What Harry Reid means by the nuclear option.
The Senate Majority Leader lays out his rationale for deploying the "nuclear option."
Why does a Senate majority rarely push filibuster reform? The minority can make the aftermath hellish.
There are two theories of Senate Majority Leader Harry Reid's threat to go nuclear and limit or even eliminate filibusters against executive-branch nominees.
Did you know there was a moment on Monday when Harry Reid could've done pretty much whatever he wanted?
Harry Reid supports Manchin-Toomey but he voted no. He had no choice.
Harry Reid voted to filibuster Chuck Hagel's nomination, then called the Hagel filibuster "one of the saddest spectacles I have witnessed in my twenty-seven years in the Senate." Here's why those two things aren't contradictory.
The freshman senator from Maine talks about watching the filibuster reform process unfold, and his plan to make government deadlines less dumb.
Harry Reid and Mitch McConnell have come to a deal on filibuster reform. The deal is this: The filibuster will not be reformed. In an exclusive interview, Reid explains his thinking.
Harry Reid's proposed filibuster reforms are quite modest. If they pass wholesale, the 60-vote supermajority requirement will remain unchanged. So why's McConnell so steamed? I've asked Senate staff this question, and I've gotten, in general, three answers.
Harry Reid's proposed changes to the filibuster are quite modest, and would do nothing to end the 60-vote supermajority requirement that now attends to most everything the Senate does. Nevertheless, McConnell was furious, and he took to the Senate floor today to explain why. But many of his arguments don't hold up.
It's conventional wisdom that the more moderates you have in Congress, the easier it'll be to get things done. But it's not true.
By driving Arlen Specter out of the Republican Party and pushing pure conservatives over more electable Republican candidates, the Tea Party gave Senate Democrats the majorities they needed to pass and protect the key accomplishments of Obama's presidency.
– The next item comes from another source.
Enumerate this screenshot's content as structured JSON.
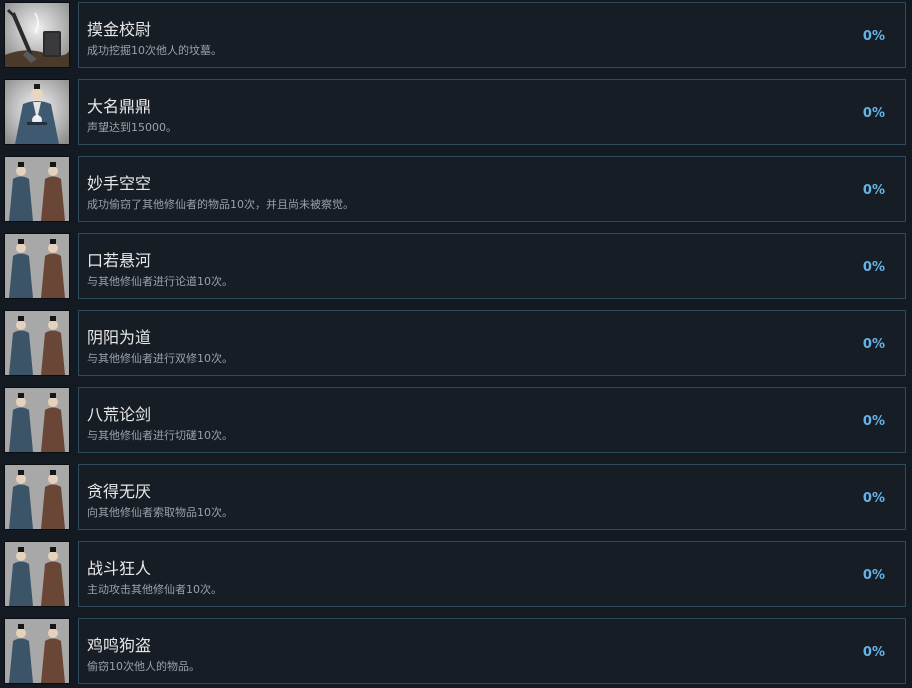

One funny thing about the Senate's vote last night to extend the Bush tax cuts for income under $250,000: it was a vote of the Senate. Usually, taxing and spending bills originate in the House because of the "origination clause" in Article I of the Constitution. So Republicans think the bill's Senate origins mean it cannot become law.